Our skin may look static, but it is teeming with activity. Millions of cells move outward every day to replace dead skin, or rush to an injured area to immediately start the healing process. Uncountable micro-organisms—most of them friendly, but some not—constantly cross our surface. And skin constantly interacts with our mind, blood, and other organs to maintain our health.
The narrative is filled with fascinating facts. Here are five: The outermost later of the skin, the epidermis, is less than 1 mm thick, less than a sheet of paper, yet it carries out all the barrier functions of our skin; an individual sheds more than 1 million skin cells every day, making up roughly half the dust in our homes; on the two square meters of our skin there are more than a thousand different species of bacterium, as well as fungi, viruses, and notes; after a cut or wound, the skin begins to heal immediately, with myofibroblasts pulling the wound closer at a speed of almost 1 mm per day; our fingertips wrinkle or prune up in the shower or bath to prepare for gripping wet objects, resembling a drainage network and acting as tire treads.

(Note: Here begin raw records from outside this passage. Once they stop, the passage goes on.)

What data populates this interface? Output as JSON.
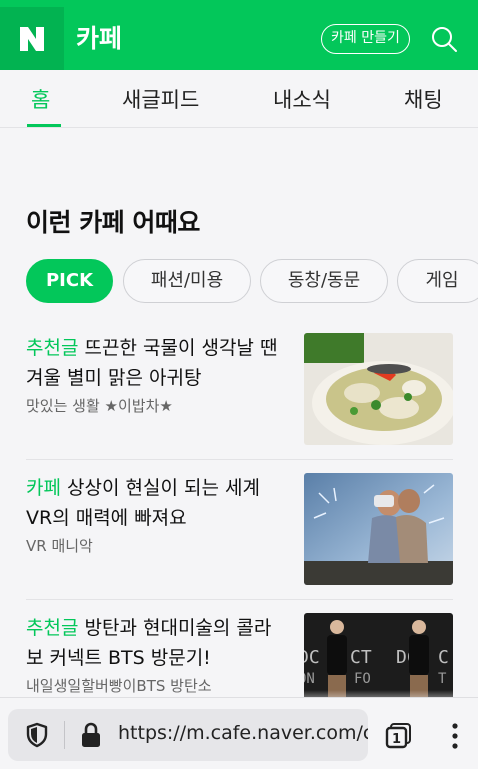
{
  "header": {
    "title": "카페",
    "make_cafe_button": "카페 만들기",
    "logo_letter": "N",
    "brand_color": "#03c75a"
  },
  "tabs": [
    {
      "label": "홈",
      "active": true
    },
    {
      "label": "새글피드",
      "active": false
    },
    {
      "label": "내소식",
      "active": false
    },
    {
      "label": "채팅",
      "active": false
    }
  ],
  "section": {
    "title": "이런 카페 어때요",
    "chips": [
      {
        "label": "PICK",
        "active": true
      },
      {
        "label": "패션/미용",
        "active": false
      },
      {
        "label": "동창/동문",
        "active": false
      },
      {
        "label": "게임",
        "active": false
      }
    ]
  },
  "items": [
    {
      "category": "추천글",
      "title": "뜨끈한 국물이 생각날 땐 겨울 별미 맑은 아귀탕",
      "sub": "맛있는 생활 ★이밥차★",
      "thumb": "fish-soup-image"
    },
    {
      "category": "카페",
      "title": "상상이 현실이 되는 세계 VR의 매력에 빠져요",
      "sub": "VR 매니악",
      "thumb": "vr-headset-image"
    },
    {
      "category": "추천글",
      "title": "방탄과 현대미술의 콜라보 커넥트 BTS 방문기!",
      "sub": "내일생일할버빵이BTS 방탄소",
      "thumb": "bts-exhibit-image"
    }
  ],
  "browser": {
    "url": "https://m.cafe.naver.com/ca",
    "tab_count": "1"
  }
}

Monty Lyman is an award-winning doctor and medical writer whose prose skill makes the story of our skin come alive.
Based on the latest scientific knowledge and advances—as Lyman makes clear, our understanding of how our skin functions, and appreciation for its brilliant intricacy, is constantly expanding.
Contemporary and historical stories illustrate the profound way our skin influences our lives—from regulating body temperature and keeping dangerous elements out, to skin damage and the effects of aging, to the psychology around our self-image.